City Paper is not for tourists
For this week’sCheap Seats I wrote about Omilara Aribisala of the D.C. Divas. Her story is unlike any I’ve ever encountered in my years of typing.
I’d never talked to a former slave before.
In 1986, Aribisala was brought to America from her native Nigeria as a 12 year old. She spent the next eight years as an unpaid laborer for a family of Nigerians living in Prince George’s County.
Human trafficking experts I talked to for the story say these forced laborer cases are found in immigrant communities all across the country; slavery is alive and well in America.
Aribisala, “Lara” to her friends, escaped when she was 20 years old, with the help of an ad hoc underground railroad of neighbors and strangers.
She was at last able to start chasing the life that her captors promised her parents when they lured her here as a child.
Aribisala didn’t get back to Nigeria or see her parents again until she was 35 years old.
She admits still having scars from all the fear and physical abuse she lived through before gaining her freedom in the early 1990s.
But the pain and wounds are not obvious at all. Friends and Divas teammates describe Aribisala as the happiest person they’ve ever met.

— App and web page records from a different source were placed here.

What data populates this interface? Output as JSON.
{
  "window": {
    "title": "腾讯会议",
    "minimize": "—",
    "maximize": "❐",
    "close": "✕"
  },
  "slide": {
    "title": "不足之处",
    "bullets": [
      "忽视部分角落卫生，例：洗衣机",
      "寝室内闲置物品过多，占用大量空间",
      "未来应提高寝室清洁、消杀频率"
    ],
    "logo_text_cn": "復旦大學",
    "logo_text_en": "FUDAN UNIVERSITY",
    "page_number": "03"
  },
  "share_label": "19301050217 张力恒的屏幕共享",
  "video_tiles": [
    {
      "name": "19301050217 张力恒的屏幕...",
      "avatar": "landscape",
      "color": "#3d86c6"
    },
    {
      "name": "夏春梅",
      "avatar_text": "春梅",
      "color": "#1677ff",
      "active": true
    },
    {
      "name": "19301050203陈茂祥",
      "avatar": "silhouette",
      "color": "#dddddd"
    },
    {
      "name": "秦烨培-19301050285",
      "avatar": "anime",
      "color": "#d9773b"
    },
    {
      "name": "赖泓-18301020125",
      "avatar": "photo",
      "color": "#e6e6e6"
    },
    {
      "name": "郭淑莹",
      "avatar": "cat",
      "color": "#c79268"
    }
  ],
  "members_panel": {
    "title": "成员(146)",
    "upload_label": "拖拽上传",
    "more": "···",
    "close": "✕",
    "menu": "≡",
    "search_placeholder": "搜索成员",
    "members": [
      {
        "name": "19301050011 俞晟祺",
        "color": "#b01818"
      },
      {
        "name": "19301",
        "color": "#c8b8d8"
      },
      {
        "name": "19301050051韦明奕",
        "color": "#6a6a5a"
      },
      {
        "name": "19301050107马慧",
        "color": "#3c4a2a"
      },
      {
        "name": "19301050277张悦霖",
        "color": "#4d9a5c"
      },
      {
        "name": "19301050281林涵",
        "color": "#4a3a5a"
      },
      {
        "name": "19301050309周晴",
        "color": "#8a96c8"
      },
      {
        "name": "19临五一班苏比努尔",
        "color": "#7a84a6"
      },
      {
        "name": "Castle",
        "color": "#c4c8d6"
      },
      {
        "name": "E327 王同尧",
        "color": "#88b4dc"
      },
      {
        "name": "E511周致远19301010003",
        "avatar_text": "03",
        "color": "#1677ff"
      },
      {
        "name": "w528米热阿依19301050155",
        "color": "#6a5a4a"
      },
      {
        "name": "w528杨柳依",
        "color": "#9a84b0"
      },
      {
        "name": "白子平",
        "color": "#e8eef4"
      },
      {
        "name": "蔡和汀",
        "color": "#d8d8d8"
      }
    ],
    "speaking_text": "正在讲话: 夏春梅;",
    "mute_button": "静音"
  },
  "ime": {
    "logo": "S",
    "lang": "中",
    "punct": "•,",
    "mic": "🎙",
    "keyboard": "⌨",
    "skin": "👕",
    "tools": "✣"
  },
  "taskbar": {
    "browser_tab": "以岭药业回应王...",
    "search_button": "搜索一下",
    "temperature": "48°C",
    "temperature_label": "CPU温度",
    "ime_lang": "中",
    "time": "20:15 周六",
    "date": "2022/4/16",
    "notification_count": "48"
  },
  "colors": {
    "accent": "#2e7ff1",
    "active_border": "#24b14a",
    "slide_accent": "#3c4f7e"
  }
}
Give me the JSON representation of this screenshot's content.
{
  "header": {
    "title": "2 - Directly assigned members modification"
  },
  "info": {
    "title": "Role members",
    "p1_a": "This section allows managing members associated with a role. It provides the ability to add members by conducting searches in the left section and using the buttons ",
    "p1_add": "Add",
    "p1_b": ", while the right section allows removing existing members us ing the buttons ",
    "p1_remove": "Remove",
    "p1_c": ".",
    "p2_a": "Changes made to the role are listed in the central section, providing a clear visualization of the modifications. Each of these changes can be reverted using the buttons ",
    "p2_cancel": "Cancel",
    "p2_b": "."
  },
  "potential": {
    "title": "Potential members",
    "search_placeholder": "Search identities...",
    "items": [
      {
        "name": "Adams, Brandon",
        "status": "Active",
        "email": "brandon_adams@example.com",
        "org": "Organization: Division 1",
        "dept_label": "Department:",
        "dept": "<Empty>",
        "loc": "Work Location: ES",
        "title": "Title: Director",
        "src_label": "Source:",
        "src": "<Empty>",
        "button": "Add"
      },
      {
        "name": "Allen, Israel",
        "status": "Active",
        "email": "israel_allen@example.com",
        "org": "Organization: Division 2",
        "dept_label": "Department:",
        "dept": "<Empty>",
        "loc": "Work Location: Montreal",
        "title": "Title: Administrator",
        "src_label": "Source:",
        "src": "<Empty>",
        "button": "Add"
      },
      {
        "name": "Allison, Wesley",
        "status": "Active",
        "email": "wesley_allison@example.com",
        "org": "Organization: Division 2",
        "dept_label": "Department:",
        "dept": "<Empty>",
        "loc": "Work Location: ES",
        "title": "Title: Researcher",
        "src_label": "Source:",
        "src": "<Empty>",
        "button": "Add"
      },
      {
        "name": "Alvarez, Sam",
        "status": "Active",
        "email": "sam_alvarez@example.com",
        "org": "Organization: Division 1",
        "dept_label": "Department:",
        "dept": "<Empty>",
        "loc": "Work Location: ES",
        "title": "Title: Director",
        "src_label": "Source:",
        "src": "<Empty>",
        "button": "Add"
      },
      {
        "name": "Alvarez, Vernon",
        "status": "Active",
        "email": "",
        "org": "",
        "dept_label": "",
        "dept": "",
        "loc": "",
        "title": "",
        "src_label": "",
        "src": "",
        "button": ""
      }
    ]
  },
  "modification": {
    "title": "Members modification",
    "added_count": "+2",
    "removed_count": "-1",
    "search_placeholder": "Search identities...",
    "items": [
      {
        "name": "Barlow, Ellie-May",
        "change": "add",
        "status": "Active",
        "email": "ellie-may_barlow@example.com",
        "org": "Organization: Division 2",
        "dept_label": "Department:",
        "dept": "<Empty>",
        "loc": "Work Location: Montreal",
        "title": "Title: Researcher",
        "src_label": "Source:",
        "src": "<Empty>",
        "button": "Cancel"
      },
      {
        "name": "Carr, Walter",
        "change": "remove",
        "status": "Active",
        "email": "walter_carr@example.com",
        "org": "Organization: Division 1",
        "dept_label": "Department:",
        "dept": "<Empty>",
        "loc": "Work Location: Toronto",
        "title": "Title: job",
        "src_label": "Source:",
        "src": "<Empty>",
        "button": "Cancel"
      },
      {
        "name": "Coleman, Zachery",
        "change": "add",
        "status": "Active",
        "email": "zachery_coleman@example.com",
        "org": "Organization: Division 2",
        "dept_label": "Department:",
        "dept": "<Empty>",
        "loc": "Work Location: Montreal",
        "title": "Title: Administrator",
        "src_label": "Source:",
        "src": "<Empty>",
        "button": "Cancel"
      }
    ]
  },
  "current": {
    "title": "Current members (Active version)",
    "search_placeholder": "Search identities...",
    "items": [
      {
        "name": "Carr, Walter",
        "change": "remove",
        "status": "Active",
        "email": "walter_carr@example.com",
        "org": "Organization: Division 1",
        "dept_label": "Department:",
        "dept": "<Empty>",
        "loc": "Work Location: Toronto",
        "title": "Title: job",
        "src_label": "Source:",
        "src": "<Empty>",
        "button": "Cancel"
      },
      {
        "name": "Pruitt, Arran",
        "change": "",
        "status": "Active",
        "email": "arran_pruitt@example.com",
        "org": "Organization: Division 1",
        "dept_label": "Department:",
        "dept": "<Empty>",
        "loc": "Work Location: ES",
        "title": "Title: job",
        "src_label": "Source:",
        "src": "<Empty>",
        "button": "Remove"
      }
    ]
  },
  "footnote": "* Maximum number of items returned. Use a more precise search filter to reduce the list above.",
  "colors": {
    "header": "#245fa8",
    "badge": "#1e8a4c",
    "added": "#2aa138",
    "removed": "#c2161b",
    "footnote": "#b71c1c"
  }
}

Read her story and tell me there’s not a movie there. Aribisala is already living the happy ending. She says she’s found the American Dream.